EXERCISE BRIEF |
If the records include pictures, omit them and set down everything else verbatim.

★ ★ ★ ★ ★

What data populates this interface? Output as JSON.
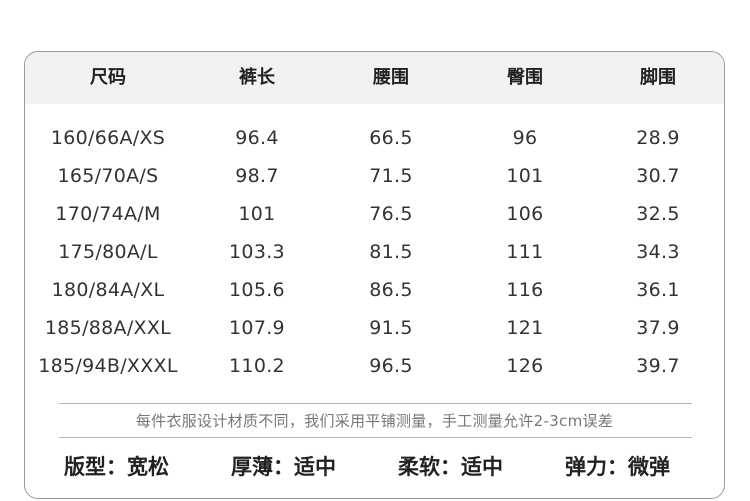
{
  "table": {
    "headers": [
      "尺码",
      "裤长",
      "腰围",
      "臀围",
      "脚围"
    ],
    "rows": [
      [
        "160/66A/XS",
        "96.4",
        "66.5",
        "96",
        "28.9"
      ],
      [
        "165/70A/S",
        "98.7",
        "71.5",
        "101",
        "30.7"
      ],
      [
        "170/74A/M",
        "101",
        "76.5",
        "106",
        "32.5"
      ],
      [
        "175/80A/L",
        "103.3",
        "81.5",
        "111",
        "34.3"
      ],
      [
        "180/84A/XL",
        "105.6",
        "86.5",
        "116",
        "36.1"
      ],
      [
        "185/88A/XXL",
        "107.9",
        "91.5",
        "121",
        "37.9"
      ],
      [
        "185/94B/XXXL",
        "110.2",
        "96.5",
        "126",
        "39.7"
      ]
    ]
  },
  "note": "每件衣服设计材质不同，我们采用平铺测量，手工测量允许2-3cm误差",
  "attributes": [
    {
      "label": "版型：",
      "value": "宽松"
    },
    {
      "label": "厚薄：",
      "value": "适中"
    },
    {
      "label": "柔软：",
      "value": "适中"
    },
    {
      "label": "弹力：",
      "value": "微弹"
    }
  ]
}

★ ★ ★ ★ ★

THE COMPLETED TASK |
What data populates this interface? Output as JSON.
{
  "table": {
    "headers": [
      "尺码",
      "裤长",
      "腰围",
      "臀围",
      "脚围"
    ],
    "rows": [
      [
        "160/66A/XS",
        "96.4",
        "66.5",
        "96",
        "28.9"
      ],
      [
        "165/70A/S",
        "98.7",
        "71.5",
        "101",
        "30.7"
      ],
      [
        "170/74A/M",
        "101",
        "76.5",
        "106",
        "32.5"
      ],
      [
        "175/80A/L",
        "103.3",
        "81.5",
        "111",
        "34.3"
      ],
      [
        "180/84A/XL",
        "105.6",
        "86.5",
        "116",
        "36.1"
      ],
      [
        "185/88A/XXL",
        "107.9",
        "91.5",
        "121",
        "37.9"
      ],
      [
        "185/94B/XXXL",
        "110.2",
        "96.5",
        "126",
        "39.7"
      ]
    ]
  },
  "note": "每件衣服设计材质不同，我们采用平铺测量，手工测量允许2-3cm误差",
  "attributes": [
    {
      "label": "版型：",
      "value": "宽松"
    },
    {
      "label": "厚薄：",
      "value": "适中"
    },
    {
      "label": "柔软：",
      "value": "适中"
    },
    {
      "label": "弹力：",
      "value": "微弹"
    }
  ]
}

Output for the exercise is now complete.